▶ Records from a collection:
*-*-*

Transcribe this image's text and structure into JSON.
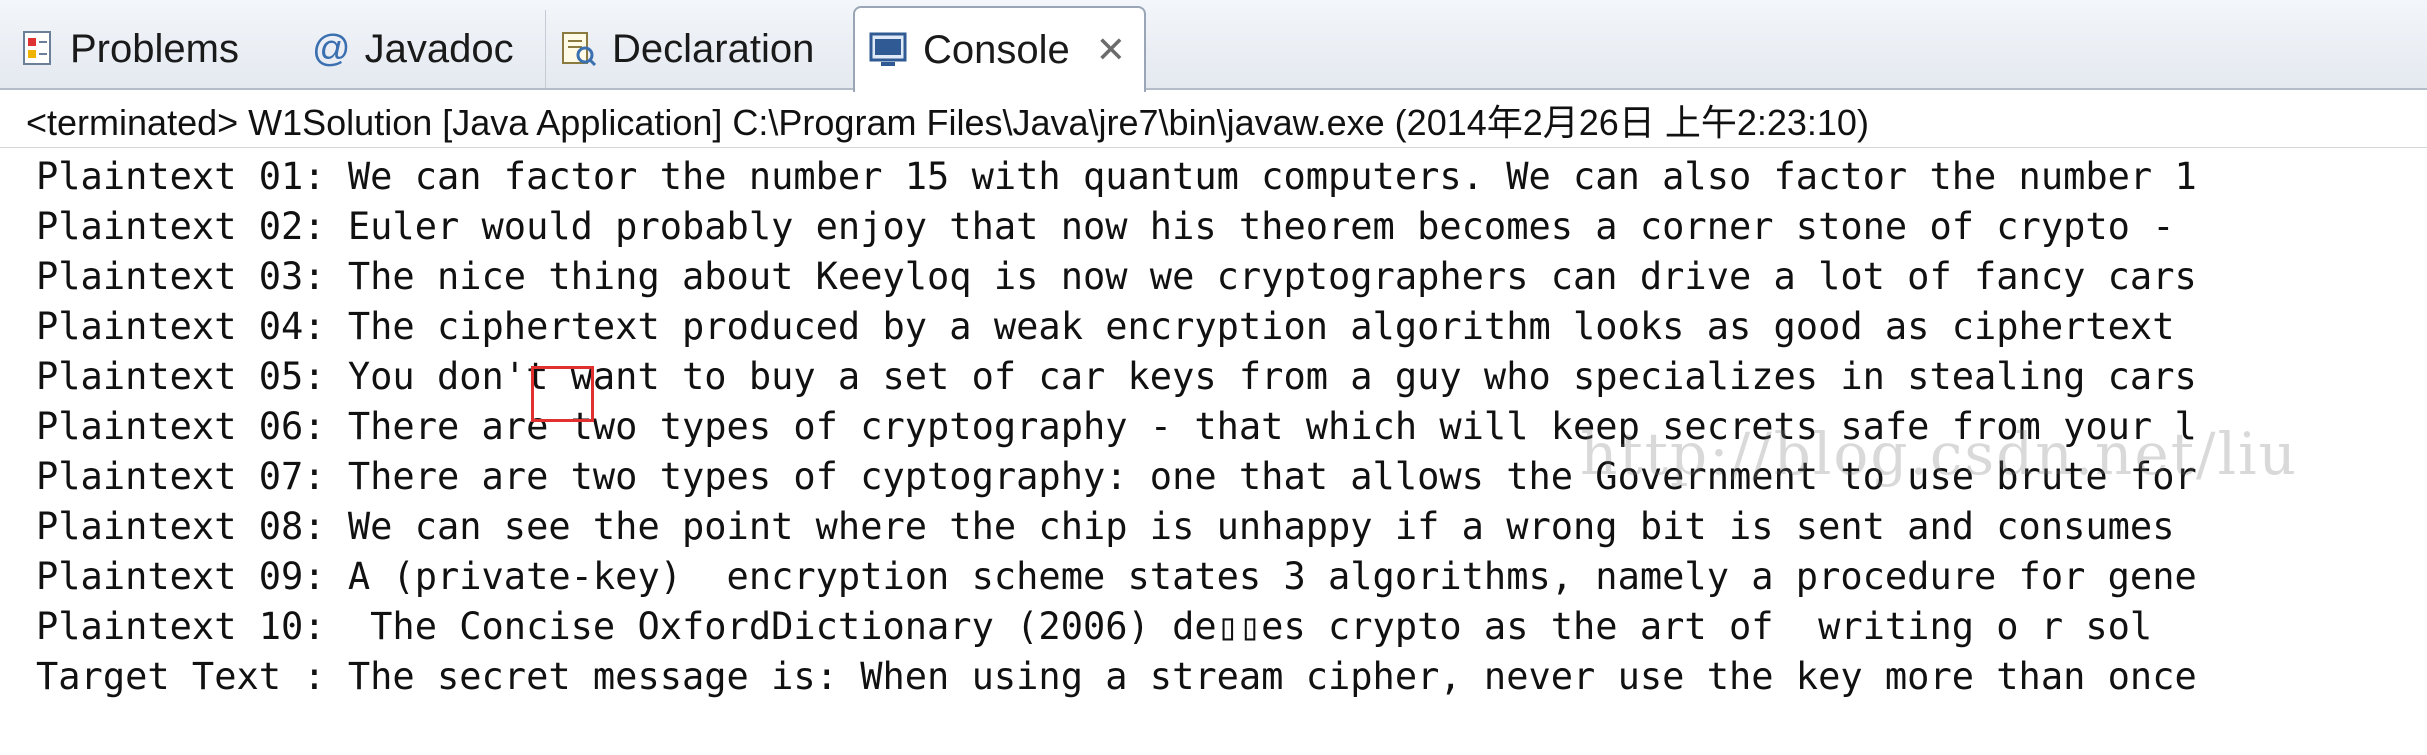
{
  "tabs": [
    {
      "label": "Problems",
      "icon": "problems-icon"
    },
    {
      "label": "Javadoc",
      "icon": "at-icon",
      "icon_glyph": "@"
    },
    {
      "label": "Declaration",
      "icon": "declaration-icon"
    },
    {
      "label": "Console",
      "icon": "console-icon",
      "active": true,
      "close": "✕"
    }
  ],
  "status": "<terminated> W1Solution [Java Application] C:\\Program Files\\Java\\jre7\\bin\\javaw.exe (2014年2月26日 上午2:23:10)",
  "console_lines": [
    "Plaintext 01: We can factor the number 15 with quantum computers. We can also factor the number 1",
    "Plaintext 02: Euler would probably enjoy that now his theorem becomes a corner stone of crypto -",
    "Plaintext 03: The nice thing about Keeyloq is now we cryptographers can drive a lot of fancy cars",
    "Plaintext 04: The ciphertext produced by a weak encryption algorithm looks as good as ciphertext",
    "Plaintext 05: You don't want to buy a set of car keys from a guy who specializes in stealing cars",
    "Plaintext 06: There are two types of cryptography - that which will keep secrets safe from your l",
    "Plaintext 07: There are two types of cyptography: one that allows the Government to use brute for",
    "Plaintext 08: We can see the point where the chip is unhappy if a wrong bit is sent and consumes",
    "Plaintext 09: A (private-key)  encryption scheme states 3 algorithms, namely a procedure for gene",
    "Plaintext 10:  The Concise OxfordDictionary (2006) de▯▯es crypto as the art of  writing o r sol",
    "Target Text : The secret message is: When using a stream cipher, never use the key more than once"
  ],
  "watermark": "http://blog.csdn.net/liu"
}
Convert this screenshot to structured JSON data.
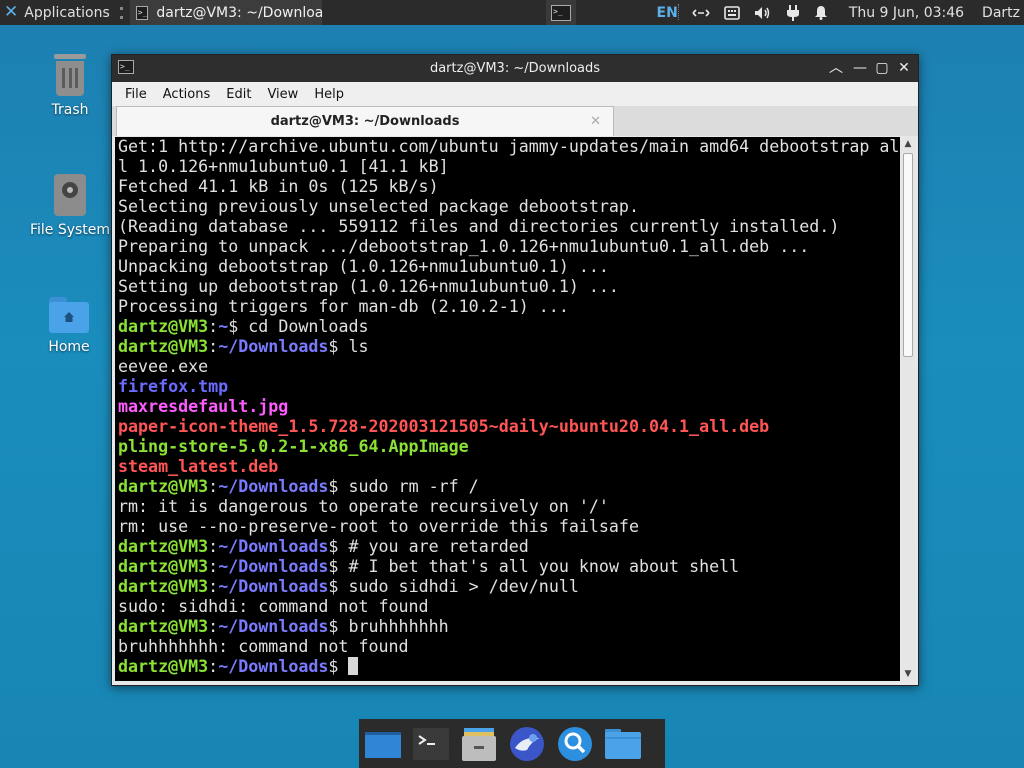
{
  "top_panel": {
    "applications_label": "Applications",
    "task_title": "dartz@VM3: ~/Download…",
    "language": "EN",
    "clock": "Thu  9 Jun, 03:46",
    "user": "Dartz",
    "tray_icons": [
      "network-icon",
      "keyboard-icon",
      "volume-icon",
      "power-icon",
      "notification-bell-icon"
    ]
  },
  "desktop": {
    "icons": [
      {
        "label": "Trash",
        "icon": "trash-icon"
      },
      {
        "label": "File System",
        "icon": "drive-icon"
      },
      {
        "label": "Home",
        "icon": "home-folder-icon"
      }
    ]
  },
  "terminal": {
    "window_title": "dartz@VM3: ~/Downloads",
    "menu": [
      "File",
      "Actions",
      "Edit",
      "View",
      "Help"
    ],
    "tab_title": "dartz@VM3: ~/Downloads",
    "lines": [
      [
        {
          "t": "Get:1 http://archive.ubuntu.com/ubuntu jammy-updates/main amd64 debootstrap al"
        }
      ],
      [
        {
          "t": "l 1.0.126+nmu1ubuntu0.1 [41.1 kB]"
        }
      ],
      [
        {
          "t": "Fetched 41.1 kB in 0s (125 kB/s)"
        }
      ],
      [
        {
          "t": "Selecting previously unselected package debootstrap."
        }
      ],
      [
        {
          "t": "(Reading database ... 559112 files and directories currently installed.)"
        }
      ],
      [
        {
          "t": "Preparing to unpack .../debootstrap_1.0.126+nmu1ubuntu0.1_all.deb ..."
        }
      ],
      [
        {
          "t": "Unpacking debootstrap (1.0.126+nmu1ubuntu0.1) ..."
        }
      ],
      [
        {
          "t": "Setting up debootstrap (1.0.126+nmu1ubuntu0.1) ..."
        }
      ],
      [
        {
          "t": "Processing triggers for man-db (2.10.2-1) ..."
        }
      ],
      [
        {
          "t": "dartz@VM3",
          "c": "u"
        },
        {
          "t": ":"
        },
        {
          "t": "~",
          "c": "p"
        },
        {
          "t": "$ cd Downloads"
        }
      ],
      [
        {
          "t": "dartz@VM3",
          "c": "u"
        },
        {
          "t": ":"
        },
        {
          "t": "~/Downloads",
          "c": "p"
        },
        {
          "t": "$ ls"
        }
      ],
      [
        {
          "t": "eevee.exe"
        }
      ],
      [
        {
          "t": "firefox.tmp",
          "c": "b-blue"
        }
      ],
      [
        {
          "t": "maxresdefault.jpg",
          "c": "b-mag"
        }
      ],
      [
        {
          "t": "paper-icon-theme_1.5.728-202003121505~daily~ubuntu20.04.1_all.deb",
          "c": "b-red"
        }
      ],
      [
        {
          "t": "pling-store-5.0.2-1-x86_64.AppImage",
          "c": "b-grn"
        }
      ],
      [
        {
          "t": "steam_latest.deb",
          "c": "b-red"
        }
      ],
      [
        {
          "t": "dartz@VM3",
          "c": "u"
        },
        {
          "t": ":"
        },
        {
          "t": "~/Downloads",
          "c": "p"
        },
        {
          "t": "$ sudo rm -rf /"
        }
      ],
      [
        {
          "t": "rm: it is dangerous to operate recursively on '/'"
        }
      ],
      [
        {
          "t": "rm: use --no-preserve-root to override this failsafe"
        }
      ],
      [
        {
          "t": "dartz@VM3",
          "c": "u"
        },
        {
          "t": ":"
        },
        {
          "t": "~/Downloads",
          "c": "p"
        },
        {
          "t": "$ # you are retarded"
        }
      ],
      [
        {
          "t": "dartz@VM3",
          "c": "u"
        },
        {
          "t": ":"
        },
        {
          "t": "~/Downloads",
          "c": "p"
        },
        {
          "t": "$ # I bet that's all you know about shell"
        }
      ],
      [
        {
          "t": "dartz@VM3",
          "c": "u"
        },
        {
          "t": ":"
        },
        {
          "t": "~/Downloads",
          "c": "p"
        },
        {
          "t": "$ sudo sidhdi > /dev/null"
        }
      ],
      [
        {
          "t": "sudo: sidhdi: command not found"
        }
      ],
      [
        {
          "t": "dartz@VM3",
          "c": "u"
        },
        {
          "t": ":"
        },
        {
          "t": "~/Downloads",
          "c": "p"
        },
        {
          "t": "$ bruhhhhhhh"
        }
      ],
      [
        {
          "t": "bruhhhhhhh: command not found"
        }
      ],
      [
        {
          "t": "dartz@VM3",
          "c": "u"
        },
        {
          "t": ":"
        },
        {
          "t": "~/Downloads",
          "c": "p"
        },
        {
          "t": "$ "
        },
        {
          "cursor": true
        }
      ]
    ]
  },
  "dock": {
    "items": [
      "show-desktop-icon",
      "terminal-icon",
      "file-manager-icon",
      "web-browser-icon",
      "app-finder-icon",
      "folder-icon"
    ]
  },
  "colors": {
    "prompt_user": "#8ae234",
    "prompt_path": "#7a7aff",
    "accent": "#5ab0e8"
  }
}
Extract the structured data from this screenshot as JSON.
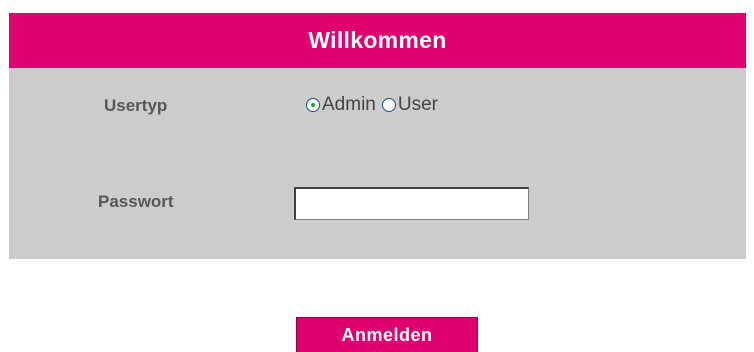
{
  "header": {
    "title": "Willkommen"
  },
  "form": {
    "usertype_label": "Usertyp",
    "usertype_options": [
      {
        "label": "Admin",
        "checked": true
      },
      {
        "label": "User",
        "checked": false
      }
    ],
    "password_label": "Passwort",
    "password_value": ""
  },
  "actions": {
    "submit_label": "Anmelden"
  },
  "colors": {
    "accent": "#e1006f",
    "panel_background": "#cccccc",
    "label_text": "#575757",
    "radio_dot": "#21a121"
  }
}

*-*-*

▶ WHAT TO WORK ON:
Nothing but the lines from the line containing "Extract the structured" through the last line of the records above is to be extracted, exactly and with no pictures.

▶ EXERCISE RESPONSE:
Extract the structured data from this screenshot as JSON.
{
  "header": {
    "title": "Willkommen"
  },
  "form": {
    "usertype_label": "Usertyp",
    "usertype_options": [
      {
        "label": "Admin",
        "checked": true
      },
      {
        "label": "User",
        "checked": false
      }
    ],
    "password_label": "Passwort",
    "password_value": ""
  },
  "actions": {
    "submit_label": "Anmelden"
  },
  "colors": {
    "accent": "#e1006f",
    "panel_background": "#cccccc",
    "label_text": "#575757",
    "radio_dot": "#21a121"
  }
}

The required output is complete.